WHAT THE TASK ASKS | Repeat the records in full, exactly.

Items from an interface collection

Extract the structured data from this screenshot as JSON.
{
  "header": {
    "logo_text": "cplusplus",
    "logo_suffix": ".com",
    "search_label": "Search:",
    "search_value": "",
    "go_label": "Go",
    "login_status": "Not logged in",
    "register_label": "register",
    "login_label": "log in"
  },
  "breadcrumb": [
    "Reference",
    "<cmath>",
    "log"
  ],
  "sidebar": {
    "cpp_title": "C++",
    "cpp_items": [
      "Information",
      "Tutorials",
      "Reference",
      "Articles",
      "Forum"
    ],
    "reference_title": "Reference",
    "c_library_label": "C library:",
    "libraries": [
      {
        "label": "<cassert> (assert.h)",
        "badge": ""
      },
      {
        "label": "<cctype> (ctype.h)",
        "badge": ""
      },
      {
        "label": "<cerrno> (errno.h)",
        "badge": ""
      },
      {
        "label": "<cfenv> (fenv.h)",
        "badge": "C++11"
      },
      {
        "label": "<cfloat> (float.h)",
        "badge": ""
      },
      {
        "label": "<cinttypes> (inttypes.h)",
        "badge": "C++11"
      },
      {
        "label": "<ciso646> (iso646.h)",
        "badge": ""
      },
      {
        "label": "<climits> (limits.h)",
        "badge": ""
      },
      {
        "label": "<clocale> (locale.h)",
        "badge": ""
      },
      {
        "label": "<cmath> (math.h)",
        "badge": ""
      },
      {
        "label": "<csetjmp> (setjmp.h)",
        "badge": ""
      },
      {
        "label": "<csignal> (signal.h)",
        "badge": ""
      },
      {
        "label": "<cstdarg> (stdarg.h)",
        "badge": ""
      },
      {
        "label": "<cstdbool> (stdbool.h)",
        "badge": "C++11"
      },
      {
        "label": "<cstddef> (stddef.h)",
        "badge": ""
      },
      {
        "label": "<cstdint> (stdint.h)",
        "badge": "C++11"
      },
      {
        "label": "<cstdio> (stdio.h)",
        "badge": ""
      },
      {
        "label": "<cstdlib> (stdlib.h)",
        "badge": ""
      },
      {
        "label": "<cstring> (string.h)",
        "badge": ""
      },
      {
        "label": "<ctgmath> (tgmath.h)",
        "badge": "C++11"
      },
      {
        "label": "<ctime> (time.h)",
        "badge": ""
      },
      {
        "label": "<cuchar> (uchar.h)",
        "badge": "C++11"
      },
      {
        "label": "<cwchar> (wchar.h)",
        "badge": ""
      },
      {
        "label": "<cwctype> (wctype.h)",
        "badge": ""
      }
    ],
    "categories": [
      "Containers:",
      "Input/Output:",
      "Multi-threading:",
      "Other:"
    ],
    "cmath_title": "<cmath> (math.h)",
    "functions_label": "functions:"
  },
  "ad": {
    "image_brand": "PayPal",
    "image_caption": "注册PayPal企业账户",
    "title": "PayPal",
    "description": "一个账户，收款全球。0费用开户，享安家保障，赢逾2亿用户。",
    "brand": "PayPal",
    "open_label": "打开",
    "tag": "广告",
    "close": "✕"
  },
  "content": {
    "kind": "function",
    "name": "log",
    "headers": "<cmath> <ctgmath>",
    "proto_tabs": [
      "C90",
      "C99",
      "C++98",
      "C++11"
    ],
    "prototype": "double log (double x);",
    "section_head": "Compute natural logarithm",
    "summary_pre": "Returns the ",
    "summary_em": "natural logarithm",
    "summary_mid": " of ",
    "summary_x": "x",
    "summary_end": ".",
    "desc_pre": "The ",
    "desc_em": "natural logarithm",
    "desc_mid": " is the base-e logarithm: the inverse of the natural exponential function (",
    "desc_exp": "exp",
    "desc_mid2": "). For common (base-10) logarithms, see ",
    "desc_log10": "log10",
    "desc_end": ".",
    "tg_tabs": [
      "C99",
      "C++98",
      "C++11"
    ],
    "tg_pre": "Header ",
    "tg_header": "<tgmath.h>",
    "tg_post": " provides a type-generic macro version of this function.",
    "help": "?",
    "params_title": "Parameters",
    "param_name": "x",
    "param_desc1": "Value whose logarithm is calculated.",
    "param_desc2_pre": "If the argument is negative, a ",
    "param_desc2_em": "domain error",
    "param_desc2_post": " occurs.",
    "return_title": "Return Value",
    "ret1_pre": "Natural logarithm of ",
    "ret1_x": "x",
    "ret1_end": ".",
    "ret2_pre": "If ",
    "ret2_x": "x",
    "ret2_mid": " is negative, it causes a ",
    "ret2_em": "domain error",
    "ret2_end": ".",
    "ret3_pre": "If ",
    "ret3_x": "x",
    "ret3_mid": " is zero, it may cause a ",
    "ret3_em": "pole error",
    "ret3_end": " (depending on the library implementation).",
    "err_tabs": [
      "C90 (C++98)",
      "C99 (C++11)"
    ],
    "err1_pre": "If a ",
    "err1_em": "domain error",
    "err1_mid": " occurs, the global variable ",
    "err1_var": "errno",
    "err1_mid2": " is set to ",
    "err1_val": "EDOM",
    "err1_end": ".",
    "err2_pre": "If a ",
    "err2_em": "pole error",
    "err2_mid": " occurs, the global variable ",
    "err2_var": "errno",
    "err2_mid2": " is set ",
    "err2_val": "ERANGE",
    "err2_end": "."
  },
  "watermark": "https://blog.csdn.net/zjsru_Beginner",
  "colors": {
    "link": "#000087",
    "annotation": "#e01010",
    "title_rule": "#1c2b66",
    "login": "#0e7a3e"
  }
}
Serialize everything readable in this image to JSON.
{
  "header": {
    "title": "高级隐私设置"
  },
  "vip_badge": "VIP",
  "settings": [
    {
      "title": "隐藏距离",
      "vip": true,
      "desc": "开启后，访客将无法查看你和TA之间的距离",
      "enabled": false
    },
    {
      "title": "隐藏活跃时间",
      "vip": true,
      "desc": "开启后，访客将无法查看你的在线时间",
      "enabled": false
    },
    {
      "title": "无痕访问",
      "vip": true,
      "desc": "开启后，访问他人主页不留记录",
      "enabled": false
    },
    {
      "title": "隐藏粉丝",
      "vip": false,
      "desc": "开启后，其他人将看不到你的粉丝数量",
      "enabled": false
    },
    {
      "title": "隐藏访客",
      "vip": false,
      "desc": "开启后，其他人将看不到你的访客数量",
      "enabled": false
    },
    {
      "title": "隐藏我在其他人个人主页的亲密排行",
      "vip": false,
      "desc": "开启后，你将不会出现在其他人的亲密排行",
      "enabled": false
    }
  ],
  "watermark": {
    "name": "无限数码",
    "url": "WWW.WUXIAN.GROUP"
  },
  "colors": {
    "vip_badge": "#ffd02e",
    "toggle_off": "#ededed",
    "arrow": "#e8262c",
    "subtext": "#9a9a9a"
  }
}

RESULT OF THE TASK |
Extract the structured data from this screenshot as JSON.
{
  "header": {
    "logo_text": "cplusplus",
    "logo_suffix": ".com",
    "search_label": "Search:",
    "search_value": "",
    "go_label": "Go",
    "login_status": "Not logged in",
    "register_label": "register",
    "login_label": "log in"
  },
  "breadcrumb": [
    "Reference",
    "<cmath>",
    "log"
  ],
  "sidebar": {
    "cpp_title": "C++",
    "cpp_items": [
      "Information",
      "Tutorials",
      "Reference",
      "Articles",
      "Forum"
    ],
    "reference_title": "Reference",
    "c_library_label": "C library:",
    "libraries": [
      {
        "label": "<cassert> (assert.h)",
        "badge": ""
      },
      {
        "label": "<cctype> (ctype.h)",
        "badge": ""
      },
      {
        "label": "<cerrno> (errno.h)",
        "badge": ""
      },
      {
        "label": "<cfenv> (fenv.h)",
        "badge": "C++11"
      },
      {
        "label": "<cfloat> (float.h)",
        "badge": ""
      },
      {
        "label": "<cinttypes> (inttypes.h)",
        "badge": "C++11"
      },
      {
        "label": "<ciso646> (iso646.h)",
        "badge": ""
      },
      {
        "label": "<climits> (limits.h)",
        "badge": ""
      },
      {
        "label": "<clocale> (locale.h)",
        "badge": ""
      },
      {
        "label": "<cmath> (math.h)",
        "badge": ""
      },
      {
        "label": "<csetjmp> (setjmp.h)",
        "badge": ""
      },
      {
        "label": "<csignal> (signal.h)",
        "badge": ""
      },
      {
        "label": "<cstdarg> (stdarg.h)",
        "badge": ""
      },
      {
        "label": "<cstdbool> (stdbool.h)",
        "badge": "C++11"
      },
      {
        "label": "<cstddef> (stddef.h)",
        "badge": ""
      },
      {
        "label": "<cstdint> (stdint.h)",
        "badge": "C++11"
      },
      {
        "label": "<cstdio> (stdio.h)",
        "badge": ""
      },
      {
        "label": "<cstdlib> (stdlib.h)",
        "badge": ""
      },
      {
        "label": "<cstring> (string.h)",
        "badge": ""
      },
      {
        "label": "<ctgmath> (tgmath.h)",
        "badge": "C++11"
      },
      {
        "label": "<ctime> (time.h)",
        "badge": ""
      },
      {
        "label": "<cuchar> (uchar.h)",
        "badge": "C++11"
      },
      {
        "label": "<cwchar> (wchar.h)",
        "badge": ""
      },
      {
        "label": "<cwctype> (wctype.h)",
        "badge": ""
      }
    ],
    "categories": [
      "Containers:",
      "Input/Output:",
      "Multi-threading:",
      "Other:"
    ],
    "cmath_title": "<cmath> (math.h)",
    "functions_label": "functions:"
  },
  "ad": {
    "image_brand": "PayPal",
    "image_caption": "注册PayPal企业账户",
    "title": "PayPal",
    "description": "一个账户，收款全球。0费用开户，享安家保障，赢逾2亿用户。",
    "brand": "PayPal",
    "open_label": "打开",
    "tag": "广告",
    "close": "✕"
  },
  "content": {
    "kind": "function",
    "name": "log",
    "headers": "<cmath> <ctgmath>",
    "proto_tabs": [
      "C90",
      "C99",
      "C++98",
      "C++11"
    ],
    "prototype": "double log (double x);",
    "section_head": "Compute natural logarithm",
    "summary_pre": "Returns the ",
    "summary_em": "natural logarithm",
    "summary_mid": " of ",
    "summary_x": "x",
    "summary_end": ".",
    "desc_pre": "The ",
    "desc_em": "natural logarithm",
    "desc_mid": " is the base-e logarithm: the inverse of the natural exponential function (",
    "desc_exp": "exp",
    "desc_mid2": "). For common (base-10) logarithms, see ",
    "desc_log10": "log10",
    "desc_end": ".",
    "tg_tabs": [
      "C99",
      "C++98",
      "C++11"
    ],
    "tg_pre": "Header ",
    "tg_header": "<tgmath.h>",
    "tg_post": " provides a type-generic macro version of this function.",
    "help": "?",
    "params_title": "Parameters",
    "param_name": "x",
    "param_desc1": "Value whose logarithm is calculated.",
    "param_desc2_pre": "If the argument is negative, a ",
    "param_desc2_em": "domain error",
    "param_desc2_post": " occurs.",
    "return_title": "Return Value",
    "ret1_pre": "Natural logarithm of ",
    "ret1_x": "x",
    "ret1_end": ".",
    "ret2_pre": "If ",
    "ret2_x": "x",
    "ret2_mid": " is negative, it causes a ",
    "ret2_em": "domain error",
    "ret2_end": ".",
    "ret3_pre": "If ",
    "ret3_x": "x",
    "ret3_mid": " is zero, it may cause a ",
    "ret3_em": "pole error",
    "ret3_end": " (depending on the library implementation).",
    "err_tabs": [
      "C90 (C++98)",
      "C99 (C++11)"
    ],
    "err1_pre": "If a ",
    "err1_em": "domain error",
    "err1_mid": " occurs, the global variable ",
    "err1_var": "errno",
    "err1_mid2": " is set to ",
    "err1_val": "EDOM",
    "err1_end": ".",
    "err2_pre": "If a ",
    "err2_em": "pole error",
    "err2_mid": " occurs, the global variable ",
    "err2_var": "errno",
    "err2_mid2": " is set ",
    "err2_val": "ERANGE",
    "err2_end": "."
  },
  "watermark": "https://blog.csdn.net/zjsru_Beginner",
  "colors": {
    "link": "#000087",
    "annotation": "#e01010",
    "title_rule": "#1c2b66",
    "login": "#0e7a3e"
  }
}
Serialize everything readable in this image to JSON.
{
  "header": {
    "title": "高级隐私设置"
  },
  "vip_badge": "VIP",
  "settings": [
    {
      "title": "隐藏距离",
      "vip": true,
      "desc": "开启后，访客将无法查看你和TA之间的距离",
      "enabled": false
    },
    {
      "title": "隐藏活跃时间",
      "vip": true,
      "desc": "开启后，访客将无法查看你的在线时间",
      "enabled": false
    },
    {
      "title": "无痕访问",
      "vip": true,
      "desc": "开启后，访问他人主页不留记录",
      "enabled": false
    },
    {
      "title": "隐藏粉丝",
      "vip": false,
      "desc": "开启后，其他人将看不到你的粉丝数量",
      "enabled": false
    },
    {
      "title": "隐藏访客",
      "vip": false,
      "desc": "开启后，其他人将看不到你的访客数量",
      "enabled": false
    },
    {
      "title": "隐藏我在其他人个人主页的亲密排行",
      "vip": false,
      "desc": "开启后，你将不会出现在其他人的亲密排行",
      "enabled": false
    }
  ],
  "watermark": {
    "name": "无限数码",
    "url": "WWW.WUXIAN.GROUP"
  },
  "colors": {
    "vip_badge": "#ffd02e",
    "toggle_off": "#ededed",
    "arrow": "#e8262c",
    "subtext": "#9a9a9a"
  }
}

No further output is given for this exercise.